Posted by Dawn Marie Bailey
I was struck by a quote in a recent Institute for Healthcare Improvement (IHI) article: “Health care can lead the way to a new era in quality.” And I believe that Baldrige Award-winning health care organizations are the ones leading that way.
The article, which featured Southcentral Foundation, a 2011 Malcolm Baldrige National Quality Award winner, noted that for the first time in history three health care organizations were honored as national role models in a single year. What makes the honor so interesting is that they represent very diverse organizations: a large, urban, integrated system headquartered in Detroit; a 93-bed nonprofit hospital in Indiana’s suburbs; and an Alaskan health care organization that covers over 100,000 miles, with some patients reached only by plane.
Baldrige health care organizations have lower rates of mortality and complications, higher profit margins, and higher improvement levels than the 100 Top Hospitals (top 3% nationwide), according to a 2010 Thomson Reuters study.
In addition, since 2002, Baldrige Award-winning health care organizations have demonstrated decreasing mortality rates, rising revenue and market share, more satisfied patients, decreasing employee turnover and vacancy rates, more satisfied employees and physicians, reductions in days in accounts receivable and patient length of stay, increasing training and volunteer hours, and increasing charity care.
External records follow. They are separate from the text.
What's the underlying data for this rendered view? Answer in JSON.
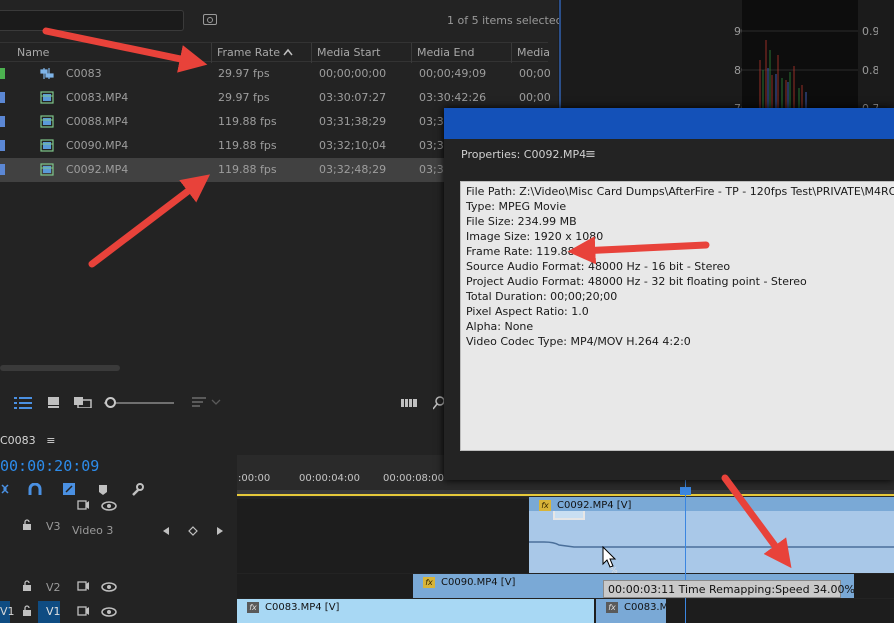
{
  "project": {
    "search_value": "",
    "items_selected": "1 of 5 items selected",
    "columns": [
      "Name",
      "Frame Rate",
      "Media Start",
      "Media End",
      "Media"
    ],
    "rows": [
      {
        "name": "C0083",
        "frame_rate": "29.97 fps",
        "media_start": "00;00;00;00",
        "media_end": "00;00;49;09",
        "media": "00;00",
        "chip": "#4cb150",
        "icon": "sequence-icon"
      },
      {
        "name": "C0083.MP4",
        "frame_rate": "29.97 fps",
        "media_start": "03:30:07:27",
        "media_end": "03:30:42:26",
        "media": "00;00",
        "chip": "#5b87d4",
        "icon": "clip-icon"
      },
      {
        "name": "C0088.MP4",
        "frame_rate": "119.88 fps",
        "media_start": "03;31;38;29",
        "media_end": "03;3",
        "media": "",
        "chip": "#5b87d4",
        "icon": "clip-icon"
      },
      {
        "name": "C0090.MP4",
        "frame_rate": "119.88 fps",
        "media_start": "03;32;10;04",
        "media_end": "03;3",
        "media": "",
        "chip": "#5b87d4",
        "icon": "clip-icon"
      },
      {
        "name": "C0092.MP4",
        "frame_rate": "119.88 fps",
        "media_start": "03;32;48;29",
        "media_end": "03;3",
        "media": "",
        "chip": "#5b87d4",
        "icon": "clip-icon"
      }
    ],
    "selected_row": 4
  },
  "scope": {
    "labels_left": [
      "90",
      "80",
      "70"
    ],
    "labels_right": [
      "0.9",
      "0.8",
      "0.7"
    ]
  },
  "properties": {
    "title": "Properties: C0092.MP4",
    "menu": "≡",
    "lines": [
      "File Path: Z:\\Video\\Misc Card Dumps\\AfterFire - TP - 120fps Test\\PRIVATE\\M4ROOT\\CLI",
      "Type: MPEG Movie",
      "File Size: 234.99 MB",
      "Image Size: 1920 x 1080",
      "Frame Rate: 119.88",
      "Source Audio Format: 48000 Hz - 16 bit - Stereo",
      "Project Audio Format: 48000 Hz - 32 bit floating point - Stereo",
      "Total Duration: 00;00;20;00",
      "Pixel Aspect Ratio: 1.0",
      "Alpha: None",
      "Video Codec Type: MP4/MOV H.264 4:2:0"
    ]
  },
  "timeline": {
    "sequence_tab": "C0083",
    "tab_menu": "≡",
    "timecode": "00:00:20:09",
    "ruler_labels": [
      ":00:00",
      "00:00:04:00",
      "00:00:08:00"
    ],
    "tracks": {
      "v3": {
        "id": "V3",
        "name": "Video 3"
      },
      "v2": {
        "id": "V2"
      },
      "v1": {
        "id": "V1",
        "source": "V1"
      }
    },
    "clips": {
      "v3_clip": "C0092.MP4 [V]",
      "v2_clip": "C0090.MP4 [V]",
      "v1_clip_a": "C0083.MP4 [V]",
      "v1_clip_b": "C0083.M"
    },
    "tooltip": "00:00:03:11  Time Remapping:Speed  34.00%"
  },
  "colors": {
    "accent_blue": "#2d8ceb",
    "dialog_titlebar": "#1451b8",
    "arrow_red": "#e8423a",
    "clip_blue": "#a8d0ee",
    "clip_blue_dark": "#7aa9d6"
  }
}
- Advocate Good Samaritan Hospital has seen a 24% reduction over 3 years in its risk-adjusted mortality rate, exceeding the top-decile level for its six-county region.
- Mercy Health System reduced its mortality resulting from congestive heart failure by 38% over 4 years.
- Robert Wood Johnson University Hospital Hamilton reported a 95% reduction in mortality resulting from acute myocardial infarction and a nearly 61% reduction in mortality resulting from congestive heart failure over 4 years.
- AtlantiCare reported an 11% compound annual growth rate in system revenues for 9 years. This represents a 133% overall improvement or nearly 17% annual improvement rate.
- Heartland Health was in the top 10% of U.S. hospitals for total margin and operating margin in 2009 (when it received the Baldrige award) and has maintained Moody’s and Fitch bond ratings of “A” and “A2.”
- Henry Ford Health Center’s evidenced-based global “No Harm Campaign” is a national best practice, according to IHI. The health center’s performance in relation to overall global harm has improved from approximately 60 harm events per 1,000 patients in the first quarter of 2008 to 40 harm events per 1,000 patients in the second quarter of 2011.
- Schneck Medical Center scored 100 percent in the second quarter of 2011 on 17 of 22 core measures reported for the Centers for Medicare and Medicaid Services.
- Despite operating in one of the most economically depressed regions of the country, Henry Ford Health System has maintained an “A1” bond rating from Moody’s, with a stable outlook for the next five years. It also has maintained approximately 100 days cash on hand for the past four years, a measure comparable to the level of its best-performing competitor.
- Southcentral Foundation has achieved significant improvements in same-day access to care, which has led to a 50 percent decrease in costly emergency room and urgent care visits; a decrease in specialty care by about 65 percent; a decrease in primary care visits by 20 percent; and a decrease in hospital admissions by 53 percent.
I think the path is clear to that new era in quality. It’s the path that Baldrige health care organizations are already on.